§ Data to process
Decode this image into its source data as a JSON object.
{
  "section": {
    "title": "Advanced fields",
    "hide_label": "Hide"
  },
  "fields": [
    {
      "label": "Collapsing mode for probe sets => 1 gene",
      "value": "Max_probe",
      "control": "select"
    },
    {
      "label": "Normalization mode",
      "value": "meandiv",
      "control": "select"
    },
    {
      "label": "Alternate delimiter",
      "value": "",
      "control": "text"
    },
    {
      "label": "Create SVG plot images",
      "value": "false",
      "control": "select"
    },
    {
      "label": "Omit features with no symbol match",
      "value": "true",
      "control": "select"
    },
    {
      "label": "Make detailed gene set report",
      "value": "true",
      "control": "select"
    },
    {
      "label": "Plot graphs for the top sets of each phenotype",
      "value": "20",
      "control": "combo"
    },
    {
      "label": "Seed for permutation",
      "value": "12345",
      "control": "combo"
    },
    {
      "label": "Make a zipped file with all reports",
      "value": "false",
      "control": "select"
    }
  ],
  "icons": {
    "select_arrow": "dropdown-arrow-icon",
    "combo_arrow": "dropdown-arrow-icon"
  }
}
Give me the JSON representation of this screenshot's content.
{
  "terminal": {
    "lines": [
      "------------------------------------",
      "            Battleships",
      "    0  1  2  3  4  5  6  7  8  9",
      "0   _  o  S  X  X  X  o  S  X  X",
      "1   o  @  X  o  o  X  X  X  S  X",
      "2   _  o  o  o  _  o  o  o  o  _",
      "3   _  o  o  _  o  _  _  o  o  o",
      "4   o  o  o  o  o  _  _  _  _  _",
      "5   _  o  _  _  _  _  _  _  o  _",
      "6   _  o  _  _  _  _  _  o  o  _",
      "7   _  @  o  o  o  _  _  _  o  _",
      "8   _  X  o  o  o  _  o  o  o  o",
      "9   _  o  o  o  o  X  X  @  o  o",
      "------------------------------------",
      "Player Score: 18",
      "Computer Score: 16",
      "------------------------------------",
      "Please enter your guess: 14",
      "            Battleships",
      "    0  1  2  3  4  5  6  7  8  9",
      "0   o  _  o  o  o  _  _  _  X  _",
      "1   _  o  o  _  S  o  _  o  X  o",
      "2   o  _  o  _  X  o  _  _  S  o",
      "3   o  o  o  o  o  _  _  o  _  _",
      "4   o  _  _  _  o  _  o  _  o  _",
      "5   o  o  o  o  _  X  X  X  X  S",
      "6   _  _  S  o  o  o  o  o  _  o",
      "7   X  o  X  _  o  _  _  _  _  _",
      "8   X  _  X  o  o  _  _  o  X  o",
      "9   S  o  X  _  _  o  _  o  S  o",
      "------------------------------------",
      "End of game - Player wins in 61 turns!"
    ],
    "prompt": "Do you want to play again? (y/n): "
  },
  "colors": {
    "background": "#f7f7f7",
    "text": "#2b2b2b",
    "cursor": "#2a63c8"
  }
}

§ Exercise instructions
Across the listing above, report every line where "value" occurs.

§ Task result
      "value": "Max_probe",
      "value": "meandiv",
      "value": "",
      "value": "false",
      "value": "true",
      "value": "true",
      "value": "20",
      "value": "12345",
      "value": "false",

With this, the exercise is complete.